Keep every line of the data below that has the string "title" and present those lines.
━━ Entries provided ━━
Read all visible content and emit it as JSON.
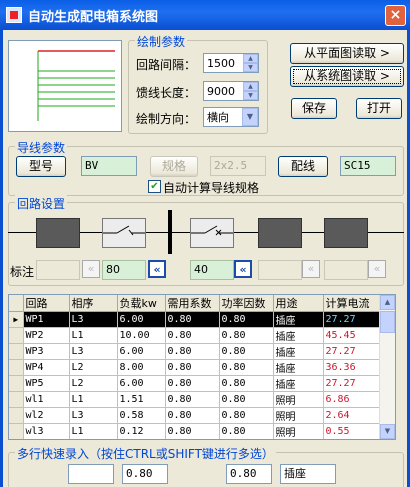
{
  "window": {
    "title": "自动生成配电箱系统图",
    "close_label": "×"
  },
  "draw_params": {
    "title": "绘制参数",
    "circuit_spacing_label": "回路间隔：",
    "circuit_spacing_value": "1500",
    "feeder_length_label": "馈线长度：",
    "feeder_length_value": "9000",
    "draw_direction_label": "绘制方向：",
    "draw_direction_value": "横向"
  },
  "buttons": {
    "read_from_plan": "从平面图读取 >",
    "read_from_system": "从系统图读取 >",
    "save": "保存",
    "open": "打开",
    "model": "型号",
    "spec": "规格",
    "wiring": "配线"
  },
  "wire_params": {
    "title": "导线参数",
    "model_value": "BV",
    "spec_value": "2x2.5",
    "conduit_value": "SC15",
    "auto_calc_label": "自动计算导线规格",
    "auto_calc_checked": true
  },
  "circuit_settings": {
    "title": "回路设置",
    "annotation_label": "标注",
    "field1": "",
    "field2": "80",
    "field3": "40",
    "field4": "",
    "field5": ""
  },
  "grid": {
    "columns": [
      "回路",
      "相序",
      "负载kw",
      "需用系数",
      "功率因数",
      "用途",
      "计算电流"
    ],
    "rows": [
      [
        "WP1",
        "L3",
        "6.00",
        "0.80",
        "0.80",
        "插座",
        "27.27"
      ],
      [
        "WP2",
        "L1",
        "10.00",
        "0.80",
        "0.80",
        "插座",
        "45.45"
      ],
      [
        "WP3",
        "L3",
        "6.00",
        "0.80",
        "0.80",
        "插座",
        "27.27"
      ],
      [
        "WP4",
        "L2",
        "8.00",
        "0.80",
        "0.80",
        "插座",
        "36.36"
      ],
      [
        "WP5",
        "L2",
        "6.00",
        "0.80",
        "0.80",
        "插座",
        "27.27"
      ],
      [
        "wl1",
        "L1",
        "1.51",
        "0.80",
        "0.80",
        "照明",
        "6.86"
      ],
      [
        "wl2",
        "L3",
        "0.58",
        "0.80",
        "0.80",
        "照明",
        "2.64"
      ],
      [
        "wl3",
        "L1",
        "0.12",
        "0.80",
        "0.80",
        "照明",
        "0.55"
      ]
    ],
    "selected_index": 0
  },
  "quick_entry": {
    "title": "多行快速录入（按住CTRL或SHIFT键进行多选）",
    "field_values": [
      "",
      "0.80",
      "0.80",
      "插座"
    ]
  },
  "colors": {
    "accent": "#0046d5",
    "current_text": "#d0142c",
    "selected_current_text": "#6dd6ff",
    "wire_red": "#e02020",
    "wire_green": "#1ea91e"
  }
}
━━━
■ Worked solution ■
    "title": "自动生成配电箱系统图",
    "title": "绘制参数",
    "title": "导线参数",
    "title": "回路设置",
    "title": "多行快速录入（按住CTRL或SHIFT键进行多选）",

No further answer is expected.